Sisters of the Vast Black, by Lina Rather
I always get nervous when I pick up a book where conventional religion is center stage. Having grown up in a religious family, I’ve seen the best and the worst of denominationalized churches. So when I read that Sisters of the Vast Black centered around nuns in space, I was, in a word, dubious.
I need not have been. Lina Rather’s short novel is indeed centered around an apostolic sisterhood, but set in the far future, aboard the living ship Our Lady of Impossible Constellations. This is a benevolent order, traveling to remote colonies and trading posts offering medicine, marriages, baptisms and other rites to those in need, in aloof deference to the political hierarchy of the Church.
For the sisters of Our Lady of Impossible Constellations live in a universe that has been splintered and traumatized by war, manmade catastrophe, power-mongering and greed (in other words, the usuals). While the tyrannical Earth Central Governance was defeated by rebellion decades ago, there are signs that it is slyly regaining fingerholds of control – and there is suspicion that the current Papacy is complicit with its efforts. Our sisters are determined to not be a part of that political chicanery.
But while the subtly subversive actions of a few are intriguing, and the science – and compassion – surrounding the living ship are fascinating, while the questions of faith and belief and conviction are involving, it is the sisters themselves as human emissaries that are the true beauty of this novel. Kindhearted Sister Gemma, forthright Sister Ewostatewos, staunch Sister Varvara, nurturing Sister Lucia, dogmatic Mary Catherine, brusque Sister Faustina – they all have facets to their characters that make them human beyond their calling, that speak to their reason for joining the order but say far more than that simple distillation of purpose. I found the elderly Mother Superior to be especially compelling, a woman in decline whose growing frailty threatens to unearth a darkness she has borne in secret for decades.
How author Lina Rather can pack so much in 162 pages without sacrificing context or nuance is simply amazing. Those who enjoy singular science can be captivated by the environment of the living ship (and those who enjoy philosophy can be caught up in the arguments about its status), while those who appreciate sensuous detail can revel in moments such as the sisters’ trip to the new colony on Phoyongsa III. There is intrigue, there is mystery, there is action, there is tenderness. And yes, religion is integral to the story, but sans the sermons or the judgements.
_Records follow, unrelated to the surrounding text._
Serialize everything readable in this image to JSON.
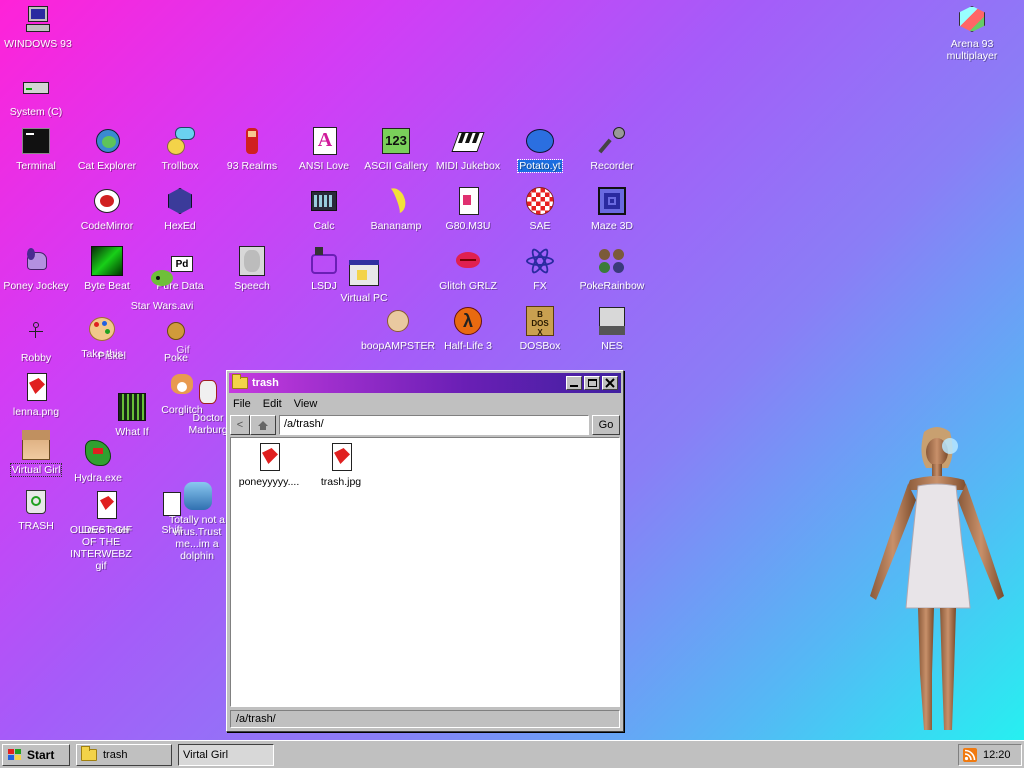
{
  "desktop": {
    "icons": [
      {
        "label": "WINDOWS 93",
        "icon": "computer-icon"
      },
      {
        "label": "System (C)",
        "icon": "drive-icon"
      },
      {
        "label": "Terminal",
        "icon": "terminal-icon"
      },
      {
        "label": "Cat Explorer",
        "icon": "cat-explorer-icon"
      },
      {
        "label": "Trollbox",
        "icon": "trollbox-icon"
      },
      {
        "label": "93 Realms",
        "icon": "realms-icon"
      },
      {
        "label": "ANSI Love",
        "icon": "ansi-icon"
      },
      {
        "label": "ASCII Gallery",
        "icon": "ascii-icon"
      },
      {
        "label": "MIDI Jukebox",
        "icon": "piano-icon"
      },
      {
        "label": "Potato.yt",
        "icon": "potato-icon"
      },
      {
        "label": "Recorder",
        "icon": "microphone-icon"
      },
      {
        "label": "CodeMirror",
        "icon": "codemirror-icon"
      },
      {
        "label": "HexEd",
        "icon": "hex-cube-icon"
      },
      {
        "label": "Calc",
        "icon": "calculator-icon"
      },
      {
        "label": "Bananamp",
        "icon": "banana-icon"
      },
      {
        "label": "G80.M3U",
        "icon": "audio-file-icon"
      },
      {
        "label": "SAE",
        "icon": "amiga-ball-icon"
      },
      {
        "label": "Maze 3D",
        "icon": "maze-icon"
      },
      {
        "label": "Poney Jockey",
        "icon": "pony-icon"
      },
      {
        "label": "Byte Beat",
        "icon": "bytebeat-icon"
      },
      {
        "label": "Pure Data",
        "icon": "puredata-icon"
      },
      {
        "label": "Speech",
        "icon": "speech-face-icon"
      },
      {
        "label": "LSDJ",
        "icon": "gameboy-icon"
      },
      {
        "label": "Virtual PC",
        "icon": "virtual-pc-icon"
      },
      {
        "label": "Glitch GRLZ",
        "icon": "lips-icon"
      },
      {
        "label": "FX",
        "icon": "atom-icon"
      },
      {
        "label": "PokeRainbow",
        "icon": "pokerainbow-icon"
      },
      {
        "label": "Star Wars.avi",
        "icon": "yoda-icon"
      },
      {
        "label": "Robby",
        "icon": "stickman-icon"
      },
      {
        "label": "Take this",
        "icon": "palette-icon"
      },
      {
        "label": "Piskel",
        "icon": "piskel-icon"
      },
      {
        "label": "Poke",
        "icon": "poke-icon"
      },
      {
        "label": "Gif",
        "icon": "gif-icon"
      },
      {
        "label": "boopAMPSTER",
        "icon": "hamster-icon"
      },
      {
        "label": "Half-Life 3",
        "icon": "half-life-icon"
      },
      {
        "label": "DOSBox",
        "icon": "dosbox-icon"
      },
      {
        "label": "NES",
        "icon": "nes-icon"
      },
      {
        "label": "lenna.png",
        "icon": "image-file-icon"
      },
      {
        "label": "What If",
        "icon": "what-if-icon"
      },
      {
        "label": "Corglitch",
        "icon": "corgi-icon"
      },
      {
        "label": "Doctor Marburg",
        "icon": "doctor-icon"
      },
      {
        "label": "Virtual Girl",
        "icon": "girl-face-icon"
      },
      {
        "label": "Hydra.exe",
        "icon": "hydra-icon"
      },
      {
        "label": "TRASH",
        "icon": "recycle-bin-icon"
      },
      {
        "label": "Love letter",
        "icon": "letter-icon"
      },
      {
        "label": "OLDEST GIF OF THE INTERWEBZ gif",
        "icon": "gif-file-icon"
      },
      {
        "label": "Shift",
        "icon": "shift-icon"
      },
      {
        "label": "Totally not a virus.Trust me...im a dolphin",
        "icon": "dolphin-icon"
      },
      {
        "label": "Arena 93 multiplayer",
        "icon": "arena-cube-icon"
      }
    ]
  },
  "window": {
    "title": "trash",
    "menu": [
      "File",
      "Edit",
      "View"
    ],
    "address": "/a/trash/",
    "go_label": "Go",
    "files": [
      {
        "label": "poneyyyyy....",
        "icon": "image-file-icon"
      },
      {
        "label": "trash.jpg",
        "icon": "image-file-icon"
      }
    ],
    "status": "/a/trash/"
  },
  "taskbar": {
    "start_label": "Start",
    "tasks": [
      {
        "label": "trash",
        "icon": "folder-icon"
      },
      {
        "label": "Virtal Girl"
      }
    ],
    "clock": "12:20",
    "tray_icon": "rss-icon"
  },
  "colors": {
    "selection": "#1a6de0",
    "titlebar_start": "#c63adf",
    "titlebar_end": "#4020a0",
    "chrome": "#c0c0c0"
  }
}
It’s a lovely, lovely read. And while the book comes to a satisfying conclusion, I am stoked to see that there is a follow-up in the works, Sisters of the Forsaken Stars, set to drop in February of next year. If it’s even partially as successful as Sisters of the Vast Black, it is definitely something to look forward to.
— Sharon Browning